A Vocabulary Lesson
If someone's found guilty of assault police, they should be described as "a violent yob". If their conviction is overturned and the police officers who arrested the person are under investigation, the phrase used should be, "highly regarded war veteran".
If there is no controversy over the arrest, you should say that "police apprehended a male for drunk and disorderly conduct". If the incident has provoked a Crown Court judge to fury, instead say "police set upon a male following a jolly night out in an unprovoked and despiccable assault".
If the police officer is cleared of all wrong doing by an independent investigation, you should say that the force and officer are "institutionally racist and corrupt". If the same police officer later becomes a figure of public sympathy, you should say that he was "cleared of all wrongdoing".

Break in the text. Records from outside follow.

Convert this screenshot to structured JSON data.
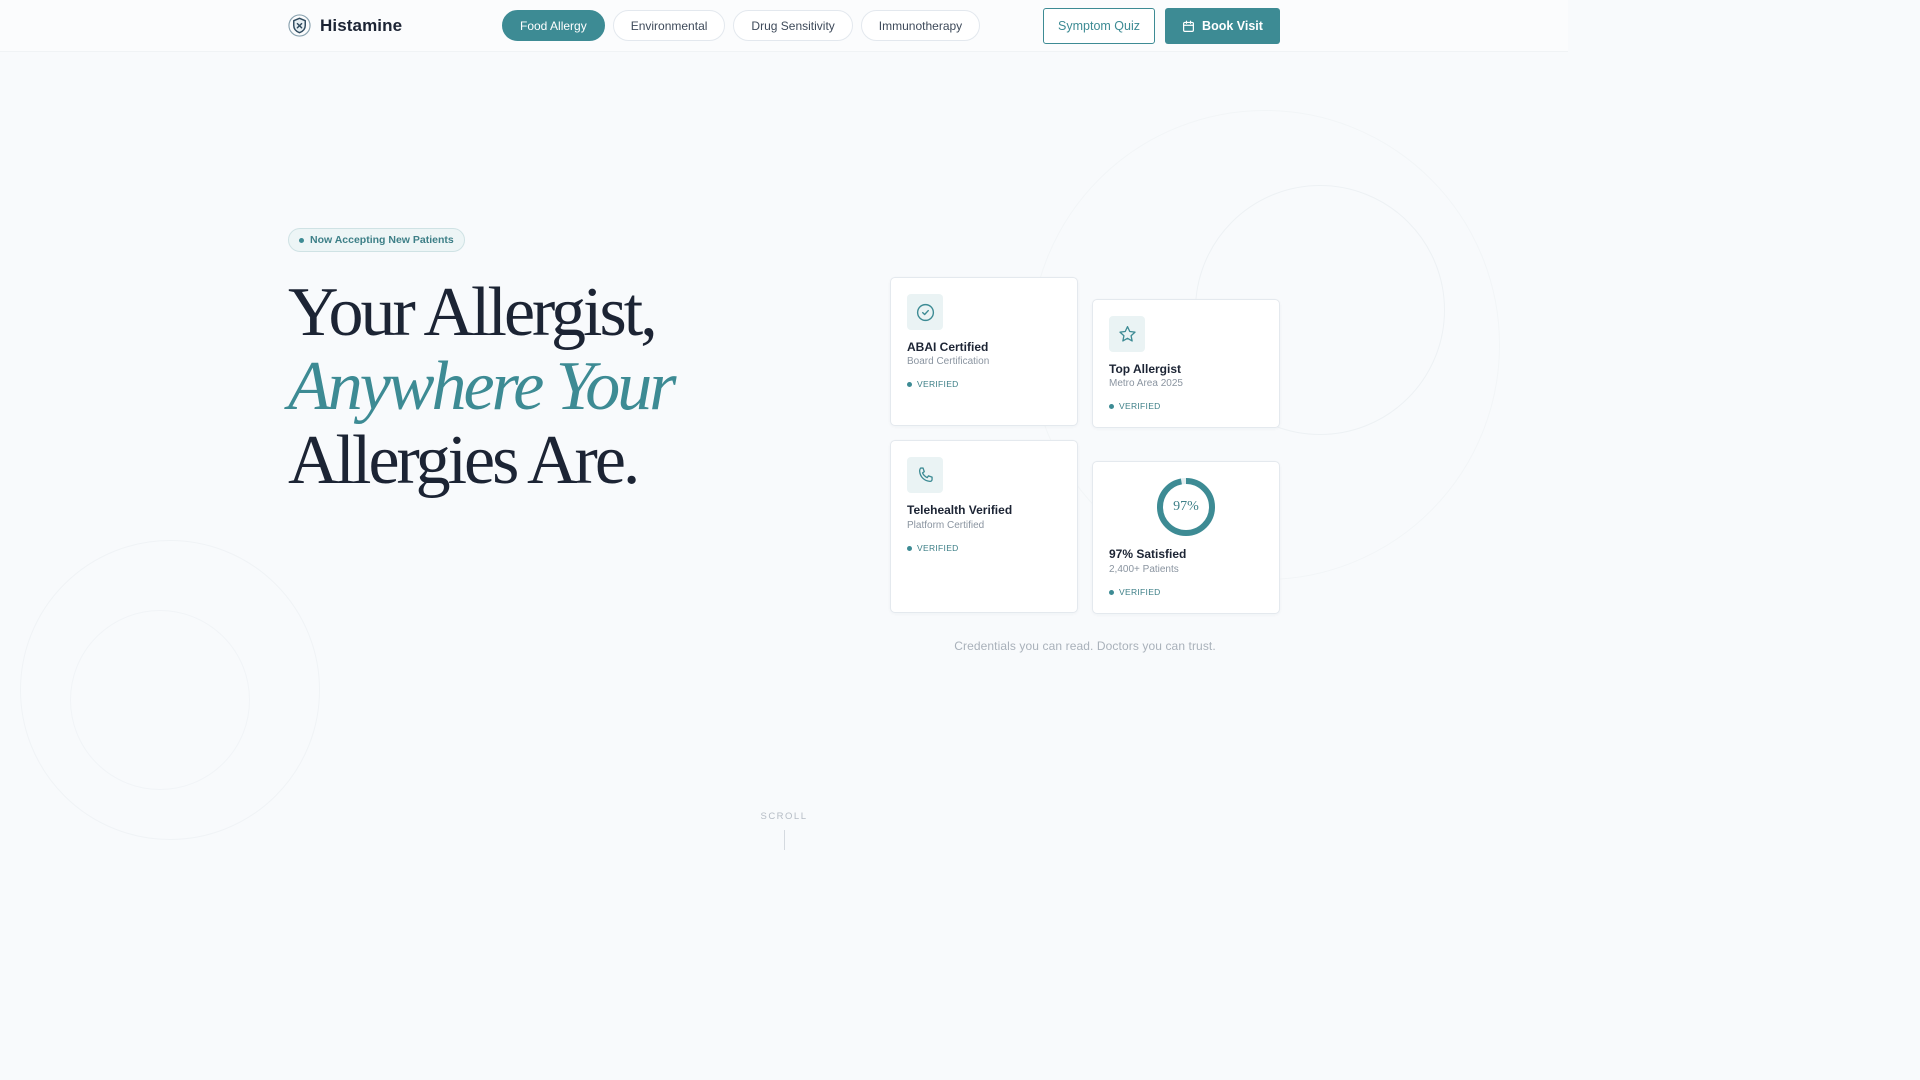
{
  "brand": {
    "name": "Histamine",
    "logo_icon": "shield-icon"
  },
  "nav": {
    "tabs": [
      {
        "label": "Food Allergy",
        "active": true
      },
      {
        "label": "Environmental",
        "active": false
      },
      {
        "label": "Drug Sensitivity",
        "active": false
      },
      {
        "label": "Immunotherapy",
        "active": false
      }
    ],
    "symptom_quiz_label": "Symptom Quiz",
    "book_visit_label": "Book Visit",
    "book_visit_icon": "calendar-icon"
  },
  "hero": {
    "badge": "Now Accepting New Patients",
    "headline_line1": "Your Allergist,",
    "headline_line2": "Anywhere Your",
    "headline_line3": "Allergies Are."
  },
  "credentials": [
    {
      "icon": "check-circle-icon",
      "title": "ABAI Certified",
      "subtitle": "Board Certification",
      "status": "VERIFIED"
    },
    {
      "icon": "star-icon",
      "title": "Top Allergist",
      "subtitle": "Metro Area 2025",
      "status": "VERIFIED"
    },
    {
      "icon": "phone-icon",
      "title": "Telehealth Verified",
      "subtitle": "Platform Certified",
      "status": "VERIFIED"
    },
    {
      "icon": "donut-progress",
      "percent_label": "97%",
      "percent_value": 0.97,
      "title": "97% Satisfied",
      "subtitle": "2,400+ Patients",
      "status": "VERIFIED"
    }
  ],
  "tagline": "Credentials you can read. Doctors you can trust.",
  "scroll_label": "SCROLL",
  "colors": {
    "accent": "#3d8b94",
    "ink": "#1c2434",
    "muted": "#8a94a0",
    "background": "#f8fafc"
  }
}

The story of three police officers savagely beating up heroic Lance Corporal Mark Aspinall for apparently no reason is all over the internet and media this week. Never mind that the footage being pored over by every criminal justice expert in his or her front room was shown to a courtroom of magistrates who found no problem with the police's actions before convicting the same hero of assault police. Magistrates have no love for the police, but they deal with this kind of petty street violence far more often than Crown Court judges.
CCTV only tells half the story. Something you would think Judge John Phipps would know. Then again, this particular judge makes no bones of the fact he prefers his justice served up warm and cosy, and not out on the alcohol-fuelled streets of his city. Perhaps fraudster Robert Barwick summed him up perfectly...
Maybe one or all of Mark Aspinall's detainers acted unlawfully, even brutally. Maybe his hands and teeth were doing things that the camera couldn't see, and all force used was with a legitimate aim. Either way, let us at least make some attempt to learn from our mistakes, and not create another PC Mulhall.
Believe it or not, police officers know which parts of their towns are covered by CCTV, and most of them wouldn't risk their job, family and liberty for a five second scrap with an abusive drunk they will never see again.
"Distraction strikes in order to place the male in handcuffs" or "savage repeated blows to the head"... you decide?
'Diary of an On-Call Girl' is available in some bookstores and online.